August 2, 2017 – There was only one thing on the agenda today, work. And work hard.
There are four creeks that the facility takes and releases chum to: Snootli Creek, Thorsen Creek, Saloompt Creek, and Fish Creek at the Airport Channel. Each has a fence installed at this time of year, the fence traps the returning adults between to pole weirs and the crew sorts the incoming spawners into holding pens by sex, twice a day. In the morning the crew sorts the fish in between the two weirs into the holding pens, and then sorts through the holding pen for ripe females and kills, bleeds, and sstrips the eggs into buckets.
After the females are finished, enough males are sorted, killed, and stripped of milt to fertilize the number of females taken.
At night a smaller crew returns to each of the traps to sort again.
It is physical work and is jokingly referred to among hatcheries as the “Fisheries Fitness Program”.
There are two crews of 8 – 12 members each, sometimes more if volunteers and/or kids from the SEEDS program attend. The crew I was on today had two youths from SEEDS and a young guy visiting the Valley from Germany and who had dropped by asking to volunteer. No problem, everyone will be put to work.
Although yesterday was a clear sky at this end of the valley, today was significantly different. The sky came up a blood red colour as it filtered through thick smoke that had been swept in overnight. The normally scenic mountains had all but disappeared, and by late afternoon one would never know they existed at all.
I jumped on the Fish Creek / Airport Channel crew for the morning and remembered how physical this work is. Pitching carcasses over the downstream fence, hauling and hanging ripe females, holding females for stripping. My shoulders aren’t what they used to be and it’s a solid workout for them.
I did have one small mishap. The fish are hung by their tails to bleed to reduce the potential for blood in the eggs. At this site the fish are impaled on long sharpened spikes that protrude through a long 2 x 4. I have a healthy respect for those spikes and one very quickly defines the safe zone, and doesn’t bend over near them lest one impale one’s forehead. Once the last of the fish were processed, the panel of spikes was turned upside down for safety, and of all times, that’s when I got myself. I turned and my hand came up underneath them, and I laid a long gash down the inside of the next-to-pinkie finger. There was that moment of “Is that fish blood….or my blood…?”. I rinsed my hand in the water and saw the blood streaming out of my hand….”My blood”. And then looked around and thought…. “Lesser of two evils….don’t rinse it and leave rust and fish blood and tissue and everything that came with that in my hand…..or rinse it in water filled with filthy chum carcasses.” Neither was a very good choice, but the river followed by a clean paper towel seemed the better bet until I could clean it properly back at the hatchery.

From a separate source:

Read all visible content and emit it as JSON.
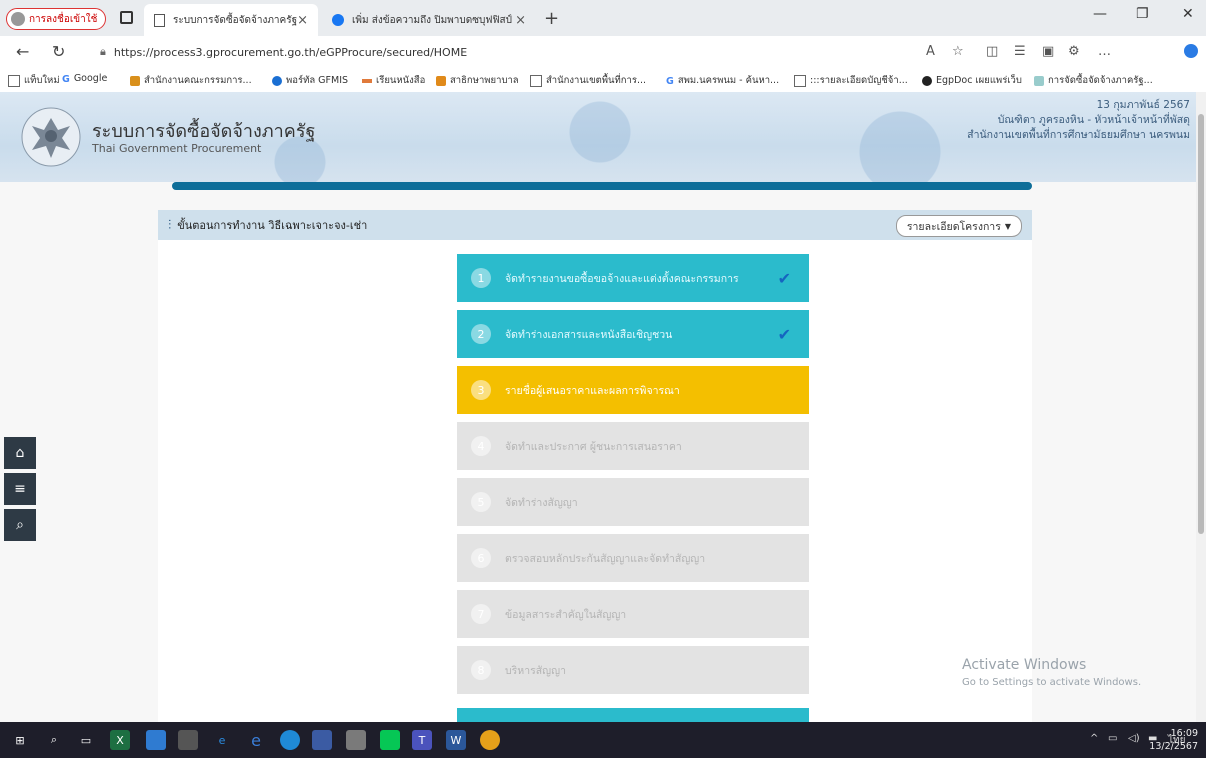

Back at the hatchery someone was hunting for Dettol or another antiseptic for me, without success. I asked if they had any Ovadine, an iodine based compound we dilute and use for disinfecting eggs, and a light bulb went on for him. He pulled a bottle out from under the sink and poured a healthy slug into a container, diluted it with a bit of water, and I soaked my hand in it for 20 minutes or so, looking like I had acquired jaundice in my hand when I finally rinsed it off. I grabbed a few nitrile gloves, pulled one on to protect my hand from further fish uck, and stuffed a few more into my pocket.
Good to go!
Off to Thorsen Creek for the afternoon for more of the same.
While waiting for the male fish to be stripped a young woman – Tyra – asked if my little camera was waterproof and when I said yes, she asked if she could try it out. Of course! We wandered up the river and she took a number of shots of logs, rocks, fish, and other things before we went back to the crew to help with the next round of hanging females. Karl disappeared for a bit and when he came back he had a bag filled with styrofoam cups containing frozen fruit juice – homemade popsicles his wife had sent him back with. So refreshing on a scorching day. A short while later a pair of Guardians stopped by, one with a young woman carrying a tray of raisin tarts for the crew. Its hard to go hungry around this place.
Eventually it was time to pack up and head back to the hatchery to fertilize and plant the eggs into the incubators, but it was another great day handling fish.
I went out for dinner with the manager and his wife, and ended up back at their home when she invited me back for a glass of wine and he went back to the trap for another sort at 7pm. I stayed a while and we chatted, and then I drove back down to the fence for awhile until they finished up. John had brought his crazy little American lab along and poor Scout simply couldn’t believe that, with all the fish being thrown over the fence, nothing was being thrown for her! I have a hunch that she might not be invited back.
The evening sun cast a golden glow on everything and the shadows took on a tone that warmed the gloom.
Nothing but fish today, but that’s what I came here for.